It's underspecced and can't do anything different to your laptop or desktop PC.
If it worked, it would be an acceptable deal for $100.
That's why it's not an acceptable deal for $100.
Notably, the controller completely punts on handling touch. It doesn't even have gyros. It would have been better to punt on the controller, and work on making PS3 controllers work properly.
When I had my Ouya, a bluetooth keyboard would inevitably work its way towards being controller #1. Then you couldn't play any games until you unpaired the controller and the keyboard, and repaired the controller. And the PS3 controller support was spotty at best, as well. The launcher would crash, and games would crash, and games that were on the launch poster weren't launch titles, and and and. The most notable "and" is that the development was completely closed (in spite of the Ouya being billed as "Open") and users have to wait for updates.
I was and remain an outspoken supporter of the concept. It's too bad Ouya failed so hard to anticipate the future. If they had worked with Google to create a controller standard instead of striking out on their own, they might have secured a place for themselves in the Google Play gaming ecosystem.

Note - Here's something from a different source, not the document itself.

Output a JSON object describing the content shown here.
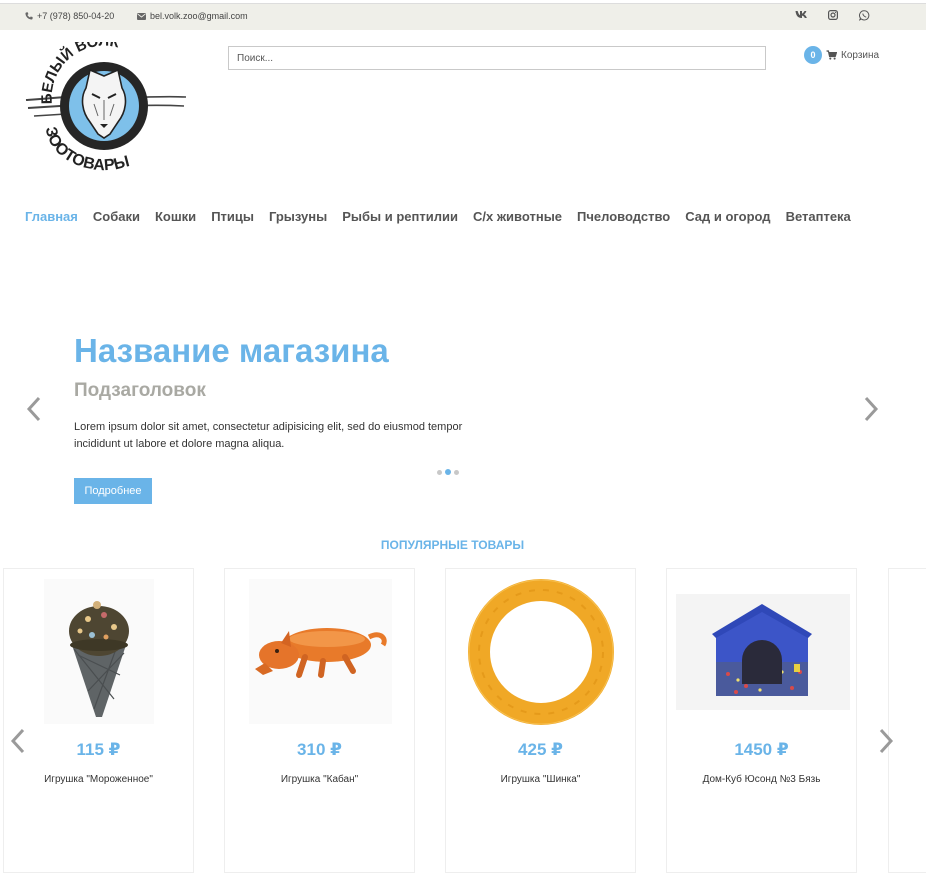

Nothing in particular is stopping them from going that way, except perhaps competence. But if there is a sequel, I suppose it will tell.